New African Elephant Barn
12/13/03: Construction Update
The hydronic floor heat has been installed, the concrete floors poured, the keeper area is framed and the plumbing and electric is nearly finished. The translucent walls are mesmerizing. Daylight as well as the moon’s illumination flows into the elephant house, creating a warm and comforting effect, something the elephants will definitely benefit from.
View Slide Show

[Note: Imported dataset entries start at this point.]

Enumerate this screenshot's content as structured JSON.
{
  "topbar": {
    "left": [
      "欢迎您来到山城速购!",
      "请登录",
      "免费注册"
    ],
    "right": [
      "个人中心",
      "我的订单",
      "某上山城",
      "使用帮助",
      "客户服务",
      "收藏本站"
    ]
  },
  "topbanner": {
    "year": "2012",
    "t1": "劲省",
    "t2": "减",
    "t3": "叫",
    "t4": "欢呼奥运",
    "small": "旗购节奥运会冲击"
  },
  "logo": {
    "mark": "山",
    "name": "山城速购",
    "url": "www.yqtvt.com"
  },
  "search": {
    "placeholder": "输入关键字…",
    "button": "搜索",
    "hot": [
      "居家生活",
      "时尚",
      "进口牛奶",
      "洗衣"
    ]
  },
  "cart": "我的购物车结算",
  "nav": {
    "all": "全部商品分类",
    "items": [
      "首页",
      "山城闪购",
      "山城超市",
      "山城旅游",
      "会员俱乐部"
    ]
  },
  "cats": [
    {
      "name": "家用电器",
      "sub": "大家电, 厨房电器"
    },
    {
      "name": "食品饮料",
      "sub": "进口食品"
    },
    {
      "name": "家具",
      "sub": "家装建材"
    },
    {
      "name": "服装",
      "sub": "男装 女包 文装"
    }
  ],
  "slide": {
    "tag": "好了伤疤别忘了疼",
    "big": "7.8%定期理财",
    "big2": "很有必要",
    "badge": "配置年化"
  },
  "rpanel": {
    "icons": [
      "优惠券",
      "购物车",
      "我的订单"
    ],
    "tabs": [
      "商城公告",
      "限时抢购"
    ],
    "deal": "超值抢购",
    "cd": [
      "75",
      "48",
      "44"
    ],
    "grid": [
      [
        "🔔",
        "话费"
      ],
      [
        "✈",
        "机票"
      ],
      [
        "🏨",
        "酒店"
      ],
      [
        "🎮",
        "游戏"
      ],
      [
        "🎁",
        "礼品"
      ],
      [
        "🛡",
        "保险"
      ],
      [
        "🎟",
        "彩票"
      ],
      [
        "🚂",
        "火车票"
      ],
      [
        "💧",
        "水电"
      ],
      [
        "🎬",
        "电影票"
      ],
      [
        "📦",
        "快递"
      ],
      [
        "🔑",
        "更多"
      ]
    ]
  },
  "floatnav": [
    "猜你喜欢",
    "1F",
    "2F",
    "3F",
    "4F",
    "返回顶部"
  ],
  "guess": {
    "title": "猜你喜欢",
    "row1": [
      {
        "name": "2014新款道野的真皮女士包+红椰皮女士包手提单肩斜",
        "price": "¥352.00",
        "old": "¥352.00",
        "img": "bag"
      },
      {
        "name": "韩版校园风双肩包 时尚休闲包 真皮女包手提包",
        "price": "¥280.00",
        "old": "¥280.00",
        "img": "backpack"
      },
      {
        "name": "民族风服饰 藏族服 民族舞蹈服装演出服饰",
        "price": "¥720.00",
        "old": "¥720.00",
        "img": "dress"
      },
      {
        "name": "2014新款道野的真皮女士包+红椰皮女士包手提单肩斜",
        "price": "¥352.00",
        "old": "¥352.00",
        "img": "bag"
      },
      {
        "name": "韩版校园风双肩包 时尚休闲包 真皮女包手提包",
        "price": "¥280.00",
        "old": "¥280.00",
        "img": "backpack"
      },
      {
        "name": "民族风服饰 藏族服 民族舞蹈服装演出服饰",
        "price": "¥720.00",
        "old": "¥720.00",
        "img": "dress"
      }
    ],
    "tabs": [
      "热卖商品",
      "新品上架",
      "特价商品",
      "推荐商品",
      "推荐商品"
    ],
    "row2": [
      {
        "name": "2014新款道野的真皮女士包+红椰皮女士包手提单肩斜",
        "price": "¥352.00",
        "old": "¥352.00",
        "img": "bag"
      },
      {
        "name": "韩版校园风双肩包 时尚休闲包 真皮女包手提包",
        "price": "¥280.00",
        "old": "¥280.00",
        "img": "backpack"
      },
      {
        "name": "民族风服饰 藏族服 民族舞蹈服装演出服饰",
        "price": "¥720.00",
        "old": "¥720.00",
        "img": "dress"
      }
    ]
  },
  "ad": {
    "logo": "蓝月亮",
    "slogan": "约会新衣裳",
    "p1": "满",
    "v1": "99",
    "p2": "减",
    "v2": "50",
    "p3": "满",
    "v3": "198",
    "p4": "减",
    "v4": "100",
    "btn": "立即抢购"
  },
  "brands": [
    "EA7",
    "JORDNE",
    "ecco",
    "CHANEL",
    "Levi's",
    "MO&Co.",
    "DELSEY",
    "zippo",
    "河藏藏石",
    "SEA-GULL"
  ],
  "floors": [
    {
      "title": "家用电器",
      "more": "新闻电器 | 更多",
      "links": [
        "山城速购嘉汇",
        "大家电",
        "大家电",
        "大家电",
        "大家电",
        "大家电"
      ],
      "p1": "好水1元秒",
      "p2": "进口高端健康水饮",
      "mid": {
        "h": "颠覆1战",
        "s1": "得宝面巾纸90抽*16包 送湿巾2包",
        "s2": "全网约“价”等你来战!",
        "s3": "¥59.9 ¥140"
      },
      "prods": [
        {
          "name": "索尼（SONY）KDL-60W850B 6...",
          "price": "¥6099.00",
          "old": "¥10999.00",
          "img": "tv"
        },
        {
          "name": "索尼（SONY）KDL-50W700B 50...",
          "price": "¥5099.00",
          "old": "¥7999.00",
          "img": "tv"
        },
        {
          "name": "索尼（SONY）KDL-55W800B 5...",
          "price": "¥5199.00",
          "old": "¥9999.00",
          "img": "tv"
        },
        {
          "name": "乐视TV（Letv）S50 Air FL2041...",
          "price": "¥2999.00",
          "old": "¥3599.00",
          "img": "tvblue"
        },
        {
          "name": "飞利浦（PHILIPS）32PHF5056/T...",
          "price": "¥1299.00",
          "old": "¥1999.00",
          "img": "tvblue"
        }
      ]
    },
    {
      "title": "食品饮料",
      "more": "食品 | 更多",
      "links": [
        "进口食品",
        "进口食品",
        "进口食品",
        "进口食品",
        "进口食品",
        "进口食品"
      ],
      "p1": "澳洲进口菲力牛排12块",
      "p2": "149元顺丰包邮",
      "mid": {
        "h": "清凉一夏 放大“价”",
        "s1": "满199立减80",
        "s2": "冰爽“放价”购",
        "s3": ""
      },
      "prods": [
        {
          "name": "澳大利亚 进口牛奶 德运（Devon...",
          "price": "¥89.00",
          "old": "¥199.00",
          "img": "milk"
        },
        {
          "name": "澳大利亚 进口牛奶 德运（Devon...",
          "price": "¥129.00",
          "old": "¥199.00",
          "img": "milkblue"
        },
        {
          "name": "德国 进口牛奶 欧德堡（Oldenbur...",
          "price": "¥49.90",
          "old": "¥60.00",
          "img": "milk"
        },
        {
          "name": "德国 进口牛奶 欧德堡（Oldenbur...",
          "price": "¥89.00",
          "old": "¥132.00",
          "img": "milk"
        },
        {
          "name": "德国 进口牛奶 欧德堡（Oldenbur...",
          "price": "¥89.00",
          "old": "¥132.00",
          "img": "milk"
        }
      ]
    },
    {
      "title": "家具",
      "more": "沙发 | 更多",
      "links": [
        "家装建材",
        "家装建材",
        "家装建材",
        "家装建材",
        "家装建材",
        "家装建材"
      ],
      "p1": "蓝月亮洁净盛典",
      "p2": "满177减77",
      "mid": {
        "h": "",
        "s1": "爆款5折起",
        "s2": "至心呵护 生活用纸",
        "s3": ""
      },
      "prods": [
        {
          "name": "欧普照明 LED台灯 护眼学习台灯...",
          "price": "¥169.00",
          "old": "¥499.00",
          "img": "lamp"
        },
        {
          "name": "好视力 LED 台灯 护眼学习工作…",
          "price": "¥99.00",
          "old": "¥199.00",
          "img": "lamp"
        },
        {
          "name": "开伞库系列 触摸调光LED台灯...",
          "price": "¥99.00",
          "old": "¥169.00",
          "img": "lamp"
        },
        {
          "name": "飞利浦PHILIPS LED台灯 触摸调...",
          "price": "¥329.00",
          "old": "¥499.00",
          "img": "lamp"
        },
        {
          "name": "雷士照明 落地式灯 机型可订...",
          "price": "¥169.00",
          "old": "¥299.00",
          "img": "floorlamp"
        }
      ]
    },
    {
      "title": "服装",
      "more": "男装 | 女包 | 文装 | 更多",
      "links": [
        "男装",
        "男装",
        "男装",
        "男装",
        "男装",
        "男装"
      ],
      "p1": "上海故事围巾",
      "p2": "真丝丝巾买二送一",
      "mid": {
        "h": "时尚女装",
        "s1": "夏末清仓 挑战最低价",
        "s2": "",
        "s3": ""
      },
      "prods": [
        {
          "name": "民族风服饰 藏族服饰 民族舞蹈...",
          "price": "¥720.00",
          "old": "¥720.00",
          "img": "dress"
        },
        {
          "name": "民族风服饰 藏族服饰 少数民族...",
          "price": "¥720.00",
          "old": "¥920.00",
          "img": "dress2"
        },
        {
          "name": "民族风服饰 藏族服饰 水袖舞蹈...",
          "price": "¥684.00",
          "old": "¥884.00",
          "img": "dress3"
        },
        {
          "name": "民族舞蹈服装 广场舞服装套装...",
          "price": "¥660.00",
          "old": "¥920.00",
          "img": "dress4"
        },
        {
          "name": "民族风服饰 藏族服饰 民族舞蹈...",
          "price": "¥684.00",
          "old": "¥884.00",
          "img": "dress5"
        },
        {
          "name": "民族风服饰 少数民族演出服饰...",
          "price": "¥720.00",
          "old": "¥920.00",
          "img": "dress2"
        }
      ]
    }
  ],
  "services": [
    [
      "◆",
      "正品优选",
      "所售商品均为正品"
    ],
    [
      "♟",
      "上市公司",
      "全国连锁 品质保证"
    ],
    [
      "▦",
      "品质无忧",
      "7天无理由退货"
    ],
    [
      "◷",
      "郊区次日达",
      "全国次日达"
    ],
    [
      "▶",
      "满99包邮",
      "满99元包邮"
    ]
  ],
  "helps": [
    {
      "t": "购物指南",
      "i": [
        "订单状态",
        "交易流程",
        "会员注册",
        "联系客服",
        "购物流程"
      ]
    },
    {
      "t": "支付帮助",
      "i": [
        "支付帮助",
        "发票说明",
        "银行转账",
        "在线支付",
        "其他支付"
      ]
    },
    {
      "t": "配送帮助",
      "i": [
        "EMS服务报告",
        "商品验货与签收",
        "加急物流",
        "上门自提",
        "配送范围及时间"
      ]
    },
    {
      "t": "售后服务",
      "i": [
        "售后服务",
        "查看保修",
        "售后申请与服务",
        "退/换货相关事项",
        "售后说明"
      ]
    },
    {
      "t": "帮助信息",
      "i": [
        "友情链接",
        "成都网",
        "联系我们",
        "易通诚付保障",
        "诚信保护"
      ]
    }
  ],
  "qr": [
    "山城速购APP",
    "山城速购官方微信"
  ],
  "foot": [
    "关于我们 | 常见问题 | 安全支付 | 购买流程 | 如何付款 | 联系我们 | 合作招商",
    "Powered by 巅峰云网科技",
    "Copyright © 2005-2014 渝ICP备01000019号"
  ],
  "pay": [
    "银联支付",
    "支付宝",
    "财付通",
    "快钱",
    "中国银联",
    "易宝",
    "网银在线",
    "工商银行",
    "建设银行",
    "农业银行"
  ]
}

Tange, Zula and Flora are ready and waiting to begin their new life at the Sanctuary. Luckily for us they possess mega amounts of patience. I cannot say the same for the Sanctuary staff and others who are anticipating this monumental move. The Sanctuary staff has worked diligently to insure that the construction project move forward at a reasonable pace but weather conditions and unforeseen delays are to be expected. Due to these delays it is unreasonable to expect that the elephant will arrive before the end of the year, as we had hoped. We are now shooting for a January 1 completion date with elephants arriving soon after.
11/12/03: Construction Update
Construction is behind schedule but that is to be expected with such a unique building project. Volunteers are coming in on weekends to paint the pipe and inside walls while the contractor works during the week to complete the project.
9/15/03: Construction Update
Due to an exceptionally wet Spring and Summer, construction of the African elephant barn was delayed by several weeks. Our target completion date is still this Fall but more likely November instead of September as we had hoped.
Once the torrential rains subsided and the site work was complete, the work crews wasted no time pouring the footers and erecting this environmentally conscious—elephant friendly barn, we call the Ele Eco-Barn.
Laying out the site
Inside walls going up
Framing going up
As it will look..
A perfect combination of function and ingenuity
Architect Cary Dunn spent hours designing the perfect combination
of function and ingenuity. This building
is designed to conserve precious natural resources while providing
a functional and ele-friendly environment. Two huge plastic cisterns
collect and store rain water for the facility's endless water needs
while the polycarbonate wall panels, which allow natural sun light
in, make the elephants feel like they are outside year round.
The interior concrete walls are under construction and the concrete slab around the interior of the building is poured and is curing. Many of the steel corral post have been set and the building's steel frame has been erected.
Update 9/19/03: The metal ceiling and roof are almost complete and framing has begun for the wall panels. The overhead doors are being installed which will make way for the plumbers and electricians.
Barn ceiling nears completion
and the roof goes on
Roof is on
Another view of barn with finished roof
|The five-ton hoist and crane system is installed. This piece of
equipment serves ONE single purpose;
to lift an elephant that is down and cannot get to her feet. The hoist
is attached to a crane which rides in a track attached to the ceiling
of the barn. This track runs the entire length of the barn so that
every inch of the barn is accessible. Although this is one tool that
no elephant barn should be without, it became the target of cost trimming.
A single item with a price tag of $33,500, that may, if we are lucky, never be used, was an easy target for dismissal. After strenuous resistance from Scott and Carol, the Sanctuary co-founders, everyone involved understood why the hoist system was one line item that would not be trimmed.
|The hoist and hook have been installed
|The corral pipes leading from the barn have been set and the concrete poured. The overhead electric doors are hung and the motors are being installed.
polycarbonate wall panels are being installed. This wall system
takes more time to erect than conventional wall systems but the
benefits outweigh the added cost. This wall system provides the
benefit of allowing natural light inside the barn as well as
the health benefit of UV light.